- Provide a text alternative for images
Write a short text alternative for images that provide information or act as a link. For detailed images, add a long text alternative (on the same or a linked page). Leave the text alternative blank for images that are purely decorative.
- Choose images that don’t rely on colour
Don’t use images that use colour alone to convey information. Supplement colour with text labels, patterns or textures.
- Choose images with high colour contrast
Avoid using images where the text and background colour combinations provide poor contrast.
- Don’t turn text into an image
Use live text rather than images of text. If necessary, get a web developer to create a style to display the text as desired.
- Use icons consistently
If the site uses icons to label document downloads or link behaviours, use them consistently and with the same text alternatives.
- Don’t rely on sensory characteristics
Avoid writing instructions that rely on colour, size, shape, position or orientation. Supplement with references to text labels.
- Tag foreign language words
Use the appropriate language tags around foreign language words or phrases, unless they have become part of English or are commonly used in a particular discipline or profession.
- Tag headings, lists, quotations and tables
Use the relevant HTML or PDF tags to identify headings, lists, quotations and table header cells and data cells.
- Write meaningful <titles>
Identify pages and documents with a meaningful title.
- Write meaningful link text
Show the purpose or function of a link by labelling it clearly. Where possible, write links that are meaningful without relying on the nearby content.
Creating accessible content
Web writers have an important role to play in accessibility.
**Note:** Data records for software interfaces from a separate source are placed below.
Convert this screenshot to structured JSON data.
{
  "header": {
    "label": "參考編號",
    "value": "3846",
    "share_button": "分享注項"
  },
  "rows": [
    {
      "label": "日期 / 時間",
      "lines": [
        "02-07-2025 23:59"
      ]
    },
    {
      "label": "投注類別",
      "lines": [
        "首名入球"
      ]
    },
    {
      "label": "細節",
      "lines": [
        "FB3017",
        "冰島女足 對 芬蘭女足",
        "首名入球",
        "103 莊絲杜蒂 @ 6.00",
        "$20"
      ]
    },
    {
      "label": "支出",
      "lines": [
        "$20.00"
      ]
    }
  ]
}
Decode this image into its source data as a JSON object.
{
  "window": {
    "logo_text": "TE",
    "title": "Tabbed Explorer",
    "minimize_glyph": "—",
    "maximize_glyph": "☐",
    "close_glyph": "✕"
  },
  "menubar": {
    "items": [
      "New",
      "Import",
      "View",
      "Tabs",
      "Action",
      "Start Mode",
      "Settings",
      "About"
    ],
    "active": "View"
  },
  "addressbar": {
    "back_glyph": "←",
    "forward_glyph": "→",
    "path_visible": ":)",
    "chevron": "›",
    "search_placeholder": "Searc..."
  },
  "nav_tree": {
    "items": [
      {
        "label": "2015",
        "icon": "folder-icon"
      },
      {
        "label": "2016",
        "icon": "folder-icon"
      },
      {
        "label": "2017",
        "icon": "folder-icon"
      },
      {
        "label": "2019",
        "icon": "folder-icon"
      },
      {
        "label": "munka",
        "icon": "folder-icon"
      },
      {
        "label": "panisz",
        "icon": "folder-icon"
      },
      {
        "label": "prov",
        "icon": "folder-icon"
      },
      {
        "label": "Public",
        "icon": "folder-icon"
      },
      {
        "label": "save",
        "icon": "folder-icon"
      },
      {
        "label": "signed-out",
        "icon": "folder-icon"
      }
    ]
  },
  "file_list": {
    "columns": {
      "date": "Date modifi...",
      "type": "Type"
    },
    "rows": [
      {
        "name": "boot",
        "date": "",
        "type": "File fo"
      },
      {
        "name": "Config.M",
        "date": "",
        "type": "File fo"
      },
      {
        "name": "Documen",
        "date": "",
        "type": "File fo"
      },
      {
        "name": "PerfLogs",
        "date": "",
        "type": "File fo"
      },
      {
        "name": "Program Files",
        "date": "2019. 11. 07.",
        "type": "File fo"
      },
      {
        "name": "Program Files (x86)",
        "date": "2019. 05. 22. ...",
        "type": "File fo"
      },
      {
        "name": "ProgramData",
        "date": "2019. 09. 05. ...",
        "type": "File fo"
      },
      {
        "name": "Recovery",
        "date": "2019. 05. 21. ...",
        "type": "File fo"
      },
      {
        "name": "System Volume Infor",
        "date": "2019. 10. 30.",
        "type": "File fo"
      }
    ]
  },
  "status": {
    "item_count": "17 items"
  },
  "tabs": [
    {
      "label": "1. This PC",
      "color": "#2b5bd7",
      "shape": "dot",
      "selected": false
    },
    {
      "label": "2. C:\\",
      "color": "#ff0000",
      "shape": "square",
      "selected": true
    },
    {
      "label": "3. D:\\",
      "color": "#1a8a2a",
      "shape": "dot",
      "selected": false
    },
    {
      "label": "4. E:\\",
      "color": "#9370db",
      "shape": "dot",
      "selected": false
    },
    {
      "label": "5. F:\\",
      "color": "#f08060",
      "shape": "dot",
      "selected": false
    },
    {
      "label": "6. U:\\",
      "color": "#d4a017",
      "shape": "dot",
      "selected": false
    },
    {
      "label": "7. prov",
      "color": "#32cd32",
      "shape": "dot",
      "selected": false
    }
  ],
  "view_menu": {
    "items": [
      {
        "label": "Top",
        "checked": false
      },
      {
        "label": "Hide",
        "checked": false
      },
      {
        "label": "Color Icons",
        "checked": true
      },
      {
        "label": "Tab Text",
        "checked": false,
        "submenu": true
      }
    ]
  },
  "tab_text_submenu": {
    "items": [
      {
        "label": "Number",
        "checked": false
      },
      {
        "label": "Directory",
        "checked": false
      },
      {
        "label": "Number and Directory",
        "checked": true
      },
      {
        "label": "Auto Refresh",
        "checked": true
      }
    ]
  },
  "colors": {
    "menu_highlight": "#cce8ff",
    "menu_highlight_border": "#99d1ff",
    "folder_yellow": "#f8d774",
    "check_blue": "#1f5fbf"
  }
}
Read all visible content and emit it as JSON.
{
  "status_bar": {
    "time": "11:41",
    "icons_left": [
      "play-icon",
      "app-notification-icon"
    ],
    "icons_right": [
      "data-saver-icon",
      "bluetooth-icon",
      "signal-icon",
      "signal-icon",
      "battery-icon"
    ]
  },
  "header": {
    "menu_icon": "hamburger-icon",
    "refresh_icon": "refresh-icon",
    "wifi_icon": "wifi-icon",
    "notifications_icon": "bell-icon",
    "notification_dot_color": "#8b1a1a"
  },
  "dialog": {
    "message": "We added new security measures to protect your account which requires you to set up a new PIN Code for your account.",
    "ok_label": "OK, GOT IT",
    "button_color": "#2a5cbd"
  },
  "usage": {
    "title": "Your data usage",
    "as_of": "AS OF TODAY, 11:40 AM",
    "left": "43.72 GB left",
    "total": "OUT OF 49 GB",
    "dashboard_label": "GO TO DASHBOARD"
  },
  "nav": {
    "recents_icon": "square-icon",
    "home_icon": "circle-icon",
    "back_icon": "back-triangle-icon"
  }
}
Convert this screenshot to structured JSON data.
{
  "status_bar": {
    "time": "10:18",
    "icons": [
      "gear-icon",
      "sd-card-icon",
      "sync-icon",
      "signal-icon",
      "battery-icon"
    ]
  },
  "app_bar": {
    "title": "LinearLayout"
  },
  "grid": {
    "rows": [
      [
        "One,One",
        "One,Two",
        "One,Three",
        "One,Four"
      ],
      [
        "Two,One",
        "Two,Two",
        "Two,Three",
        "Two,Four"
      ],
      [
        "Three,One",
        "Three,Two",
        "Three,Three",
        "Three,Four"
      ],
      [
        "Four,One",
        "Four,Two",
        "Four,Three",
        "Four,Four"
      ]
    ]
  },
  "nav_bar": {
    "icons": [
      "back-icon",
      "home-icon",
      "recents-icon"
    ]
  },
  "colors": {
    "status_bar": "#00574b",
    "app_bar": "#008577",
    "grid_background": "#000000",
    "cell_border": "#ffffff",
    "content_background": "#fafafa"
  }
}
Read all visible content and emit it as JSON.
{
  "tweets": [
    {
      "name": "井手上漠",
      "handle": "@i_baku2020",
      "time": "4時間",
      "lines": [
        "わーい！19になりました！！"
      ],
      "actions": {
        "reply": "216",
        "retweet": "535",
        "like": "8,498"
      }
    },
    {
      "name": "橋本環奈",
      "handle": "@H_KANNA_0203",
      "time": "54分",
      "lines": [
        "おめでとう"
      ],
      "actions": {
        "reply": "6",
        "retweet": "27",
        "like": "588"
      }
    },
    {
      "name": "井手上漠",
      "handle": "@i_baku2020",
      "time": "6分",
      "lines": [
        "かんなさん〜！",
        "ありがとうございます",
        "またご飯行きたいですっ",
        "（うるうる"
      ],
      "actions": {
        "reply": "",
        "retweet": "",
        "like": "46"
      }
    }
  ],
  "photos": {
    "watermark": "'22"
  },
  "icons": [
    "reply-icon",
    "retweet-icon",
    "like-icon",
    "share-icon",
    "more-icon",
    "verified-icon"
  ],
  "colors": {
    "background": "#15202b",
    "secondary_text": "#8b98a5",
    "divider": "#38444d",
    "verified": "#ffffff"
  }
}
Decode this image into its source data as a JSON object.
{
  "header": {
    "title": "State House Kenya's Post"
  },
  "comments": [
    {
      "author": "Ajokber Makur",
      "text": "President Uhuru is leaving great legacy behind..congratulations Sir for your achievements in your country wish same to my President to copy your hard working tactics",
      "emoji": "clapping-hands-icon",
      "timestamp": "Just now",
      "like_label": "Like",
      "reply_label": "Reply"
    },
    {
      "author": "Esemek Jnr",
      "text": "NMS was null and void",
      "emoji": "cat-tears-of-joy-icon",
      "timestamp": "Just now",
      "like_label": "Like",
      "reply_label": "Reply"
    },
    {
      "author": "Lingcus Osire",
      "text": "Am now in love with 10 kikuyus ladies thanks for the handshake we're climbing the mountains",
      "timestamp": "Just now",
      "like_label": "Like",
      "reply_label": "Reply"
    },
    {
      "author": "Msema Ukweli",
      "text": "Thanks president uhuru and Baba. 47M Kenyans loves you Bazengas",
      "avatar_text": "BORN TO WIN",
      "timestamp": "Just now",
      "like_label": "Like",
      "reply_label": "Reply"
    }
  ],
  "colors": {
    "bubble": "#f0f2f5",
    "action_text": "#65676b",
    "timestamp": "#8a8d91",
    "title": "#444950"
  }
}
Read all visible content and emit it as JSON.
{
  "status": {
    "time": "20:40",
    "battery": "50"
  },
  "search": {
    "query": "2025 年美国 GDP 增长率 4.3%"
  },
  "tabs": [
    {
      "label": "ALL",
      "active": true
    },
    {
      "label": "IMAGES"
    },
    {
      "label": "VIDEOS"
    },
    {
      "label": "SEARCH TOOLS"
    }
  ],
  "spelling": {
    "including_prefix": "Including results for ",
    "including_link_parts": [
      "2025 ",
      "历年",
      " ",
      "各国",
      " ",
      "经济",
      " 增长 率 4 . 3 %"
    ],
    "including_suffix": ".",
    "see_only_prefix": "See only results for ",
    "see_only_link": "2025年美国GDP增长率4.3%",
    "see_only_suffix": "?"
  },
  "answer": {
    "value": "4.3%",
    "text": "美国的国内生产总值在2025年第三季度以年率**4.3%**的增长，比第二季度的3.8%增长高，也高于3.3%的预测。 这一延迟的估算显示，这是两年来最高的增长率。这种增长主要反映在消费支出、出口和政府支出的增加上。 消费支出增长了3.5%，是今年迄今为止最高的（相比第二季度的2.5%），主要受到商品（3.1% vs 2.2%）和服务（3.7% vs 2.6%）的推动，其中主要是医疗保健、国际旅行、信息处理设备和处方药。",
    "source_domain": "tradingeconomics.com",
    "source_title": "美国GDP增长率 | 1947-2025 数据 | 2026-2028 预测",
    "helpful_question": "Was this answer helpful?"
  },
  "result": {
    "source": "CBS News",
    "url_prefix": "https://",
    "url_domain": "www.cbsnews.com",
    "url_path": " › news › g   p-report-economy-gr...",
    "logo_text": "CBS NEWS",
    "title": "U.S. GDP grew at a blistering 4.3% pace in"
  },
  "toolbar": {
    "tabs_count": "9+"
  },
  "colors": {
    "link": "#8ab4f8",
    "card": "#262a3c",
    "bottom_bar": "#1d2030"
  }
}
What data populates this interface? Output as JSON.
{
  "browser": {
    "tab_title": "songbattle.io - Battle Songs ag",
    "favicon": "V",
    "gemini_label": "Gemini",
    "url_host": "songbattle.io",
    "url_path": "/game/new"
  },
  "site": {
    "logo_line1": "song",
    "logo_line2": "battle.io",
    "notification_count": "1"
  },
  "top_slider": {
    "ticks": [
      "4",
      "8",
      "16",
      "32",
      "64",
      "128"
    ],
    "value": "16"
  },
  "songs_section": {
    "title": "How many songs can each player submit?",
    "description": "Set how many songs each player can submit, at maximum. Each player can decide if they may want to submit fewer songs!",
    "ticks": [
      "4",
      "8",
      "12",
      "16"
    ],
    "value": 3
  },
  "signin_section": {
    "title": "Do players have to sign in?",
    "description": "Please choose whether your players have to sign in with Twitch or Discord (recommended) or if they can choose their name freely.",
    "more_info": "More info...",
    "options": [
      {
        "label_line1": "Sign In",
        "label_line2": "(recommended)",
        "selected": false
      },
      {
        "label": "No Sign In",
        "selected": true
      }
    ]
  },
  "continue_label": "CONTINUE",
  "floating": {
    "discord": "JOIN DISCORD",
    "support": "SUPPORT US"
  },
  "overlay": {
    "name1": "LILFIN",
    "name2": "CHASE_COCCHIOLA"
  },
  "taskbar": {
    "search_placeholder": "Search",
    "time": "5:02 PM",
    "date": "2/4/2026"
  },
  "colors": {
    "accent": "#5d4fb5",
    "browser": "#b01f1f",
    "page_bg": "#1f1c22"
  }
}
They must ensure content they add to accessible web templates doesn’t create barriers for people with disabilities.